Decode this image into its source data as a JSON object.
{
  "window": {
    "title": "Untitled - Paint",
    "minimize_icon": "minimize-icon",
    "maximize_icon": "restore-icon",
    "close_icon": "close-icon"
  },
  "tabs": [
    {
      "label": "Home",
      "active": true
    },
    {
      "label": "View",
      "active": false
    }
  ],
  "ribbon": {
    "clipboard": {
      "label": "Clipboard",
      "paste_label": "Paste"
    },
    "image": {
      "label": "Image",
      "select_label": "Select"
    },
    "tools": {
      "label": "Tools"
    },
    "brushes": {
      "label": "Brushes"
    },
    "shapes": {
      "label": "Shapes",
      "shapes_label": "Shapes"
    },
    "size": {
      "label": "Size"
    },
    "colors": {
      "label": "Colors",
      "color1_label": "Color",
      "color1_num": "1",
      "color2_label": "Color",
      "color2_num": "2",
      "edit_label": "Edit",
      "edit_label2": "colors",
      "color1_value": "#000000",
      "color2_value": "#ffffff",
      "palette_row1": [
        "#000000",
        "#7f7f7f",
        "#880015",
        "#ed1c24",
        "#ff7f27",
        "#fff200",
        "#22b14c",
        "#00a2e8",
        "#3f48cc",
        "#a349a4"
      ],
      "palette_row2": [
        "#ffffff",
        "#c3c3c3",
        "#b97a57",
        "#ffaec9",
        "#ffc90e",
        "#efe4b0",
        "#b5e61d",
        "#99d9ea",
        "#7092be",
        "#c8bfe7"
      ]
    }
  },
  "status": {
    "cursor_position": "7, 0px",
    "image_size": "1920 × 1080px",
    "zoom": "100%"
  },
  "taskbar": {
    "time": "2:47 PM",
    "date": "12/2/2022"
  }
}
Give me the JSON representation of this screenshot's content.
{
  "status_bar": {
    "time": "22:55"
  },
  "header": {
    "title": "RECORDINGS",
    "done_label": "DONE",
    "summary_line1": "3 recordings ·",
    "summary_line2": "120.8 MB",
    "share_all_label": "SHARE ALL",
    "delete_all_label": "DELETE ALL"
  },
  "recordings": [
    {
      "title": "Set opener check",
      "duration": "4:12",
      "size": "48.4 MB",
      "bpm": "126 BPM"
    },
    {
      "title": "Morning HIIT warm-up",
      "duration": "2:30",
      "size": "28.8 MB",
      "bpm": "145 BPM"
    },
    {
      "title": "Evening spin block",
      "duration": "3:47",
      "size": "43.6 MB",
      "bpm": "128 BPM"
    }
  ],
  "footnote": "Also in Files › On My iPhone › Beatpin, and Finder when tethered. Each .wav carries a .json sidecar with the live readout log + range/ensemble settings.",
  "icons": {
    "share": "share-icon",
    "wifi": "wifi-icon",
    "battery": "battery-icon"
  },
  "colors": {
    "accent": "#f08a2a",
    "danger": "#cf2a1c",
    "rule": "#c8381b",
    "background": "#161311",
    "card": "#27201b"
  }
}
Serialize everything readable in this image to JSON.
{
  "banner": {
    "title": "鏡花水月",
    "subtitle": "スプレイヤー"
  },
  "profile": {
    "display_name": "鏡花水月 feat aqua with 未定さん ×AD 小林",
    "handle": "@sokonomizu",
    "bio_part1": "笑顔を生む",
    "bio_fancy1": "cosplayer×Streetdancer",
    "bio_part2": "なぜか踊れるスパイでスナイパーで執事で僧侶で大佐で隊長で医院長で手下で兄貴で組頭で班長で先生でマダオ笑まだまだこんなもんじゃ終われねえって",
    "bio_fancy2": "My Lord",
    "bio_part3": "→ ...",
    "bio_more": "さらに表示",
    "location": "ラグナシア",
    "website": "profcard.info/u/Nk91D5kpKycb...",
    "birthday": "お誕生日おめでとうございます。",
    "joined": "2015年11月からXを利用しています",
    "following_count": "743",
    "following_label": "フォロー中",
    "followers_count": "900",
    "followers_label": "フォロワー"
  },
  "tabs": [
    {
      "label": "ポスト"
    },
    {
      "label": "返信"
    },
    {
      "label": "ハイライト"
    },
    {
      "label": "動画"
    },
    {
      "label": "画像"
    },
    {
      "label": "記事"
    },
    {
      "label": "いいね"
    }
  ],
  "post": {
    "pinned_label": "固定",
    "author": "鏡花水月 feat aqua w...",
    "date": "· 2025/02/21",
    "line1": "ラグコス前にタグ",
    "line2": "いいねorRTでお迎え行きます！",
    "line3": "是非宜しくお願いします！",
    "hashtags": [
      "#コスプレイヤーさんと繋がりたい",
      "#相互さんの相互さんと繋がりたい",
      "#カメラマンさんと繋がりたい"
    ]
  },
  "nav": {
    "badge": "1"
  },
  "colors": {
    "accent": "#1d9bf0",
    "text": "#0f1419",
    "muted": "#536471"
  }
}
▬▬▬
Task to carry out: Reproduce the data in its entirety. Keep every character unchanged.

Reply:
Decode this image into its source data as a JSON object.
{
  "window": {
    "title": "Untitled - Paint",
    "minimize_icon": "minimize-icon",
    "maximize_icon": "restore-icon",
    "close_icon": "close-icon"
  },
  "tabs": [
    {
      "label": "Home",
      "active": true
    },
    {
      "label": "View",
      "active": false
    }
  ],
  "ribbon": {
    "clipboard": {
      "label": "Clipboard",
      "paste_label": "Paste"
    },
    "image": {
      "label": "Image",
      "select_label": "Select"
    },
    "tools": {
      "label": "Tools"
    },
    "brushes": {
      "label": "Brushes"
    },
    "shapes": {
      "label": "Shapes",
      "shapes_label": "Shapes"
    },
    "size": {
      "label": "Size"
    },
    "colors": {
      "label": "Colors",
      "color1_label": "Color",
      "color1_num": "1",
      "color2_label": "Color",
      "color2_num": "2",
      "edit_label": "Edit",
      "edit_label2": "colors",
      "color1_value": "#000000",
      "color2_value": "#ffffff",
      "palette_row1": [
        "#000000",
        "#7f7f7f",
        "#880015",
        "#ed1c24",
        "#ff7f27",
        "#fff200",
        "#22b14c",
        "#00a2e8",
        "#3f48cc",
        "#a349a4"
      ],
      "palette_row2": [
        "#ffffff",
        "#c3c3c3",
        "#b97a57",
        "#ffaec9",
        "#ffc90e",
        "#efe4b0",
        "#b5e61d",
        "#99d9ea",
        "#7092be",
        "#c8bfe7"
      ]
    }
  },
  "status": {
    "cursor_position": "7, 0px",
    "image_size": "1920 × 1080px",
    "zoom": "100%"
  },
  "taskbar": {
    "time": "2:47 PM",
    "date": "12/2/2022"
  }
}
Give me the JSON representation of this screenshot's content.
{
  "status_bar": {
    "time": "22:55"
  },
  "header": {
    "title": "RECORDINGS",
    "done_label": "DONE",
    "summary_line1": "3 recordings ·",
    "summary_line2": "120.8 MB",
    "share_all_label": "SHARE ALL",
    "delete_all_label": "DELETE ALL"
  },
  "recordings": [
    {
      "title": "Set opener check",
      "duration": "4:12",
      "size": "48.4 MB",
      "bpm": "126 BPM"
    },
    {
      "title": "Morning HIIT warm-up",
      "duration": "2:30",
      "size": "28.8 MB",
      "bpm": "145 BPM"
    },
    {
      "title": "Evening spin block",
      "duration": "3:47",
      "size": "43.6 MB",
      "bpm": "128 BPM"
    }
  ],
  "footnote": "Also in Files › On My iPhone › Beatpin, and Finder when tethered. Each .wav carries a .json sidecar with the live readout log + range/ensemble settings.",
  "icons": {
    "share": "share-icon",
    "wifi": "wifi-icon",
    "battery": "battery-icon"
  },
  "colors": {
    "accent": "#f08a2a",
    "danger": "#cf2a1c",
    "rule": "#c8381b",
    "background": "#161311",
    "card": "#27201b"
  }
}
Serialize everything readable in this image to JSON.
{
  "banner": {
    "title": "鏡花水月",
    "subtitle": "スプレイヤー"
  },
  "profile": {
    "display_name": "鏡花水月 feat aqua with 未定さん ×AD 小林",
    "handle": "@sokonomizu",
    "bio_part1": "笑顔を生む",
    "bio_fancy1": "cosplayer×Streetdancer",
    "bio_part2": "なぜか踊れるスパイでスナイパーで執事で僧侶で大佐で隊長で医院長で手下で兄貴で組頭で班長で先生でマダオ笑まだまだこんなもんじゃ終われねえって",
    "bio_fancy2": "My Lord",
    "bio_part3": "→ ...",
    "bio_more": "さらに表示",
    "location": "ラグナシア",
    "website": "profcard.info/u/Nk91D5kpKycb...",
    "birthday": "お誕生日おめでとうございます。",
    "joined": "2015年11月からXを利用しています",
    "following_count": "743",
    "following_label": "フォロー中",
    "followers_count": "900",
    "followers_label": "フォロワー"
  },
  "tabs": [
    {
      "label": "ポスト"
    },
    {
      "label": "返信"
    },
    {
      "label": "ハイライト"
    },
    {
      "label": "動画"
    },
    {
      "label": "画像"
    },
    {
      "label": "記事"
    },
    {
      "label": "いいね"
    }
  ],
  "post": {
    "pinned_label": "固定",
    "author": "鏡花水月 feat aqua w...",
    "date": "· 2025/02/21",
    "line1": "ラグコス前にタグ",
    "line2": "いいねorRTでお迎え行きます！",
    "line3": "是非宜しくお願いします！",
    "hashtags": [
      "#コスプレイヤーさんと繋がりたい",
      "#相互さんの相互さんと繋がりたい",
      "#カメラマンさんと繋がりたい"
    ]
  },
  "nav": {
    "badge": "1"
  },
  "colors": {
    "accent": "#1d9bf0",
    "text": "#0f1419",
    "muted": "#536471"
  }
}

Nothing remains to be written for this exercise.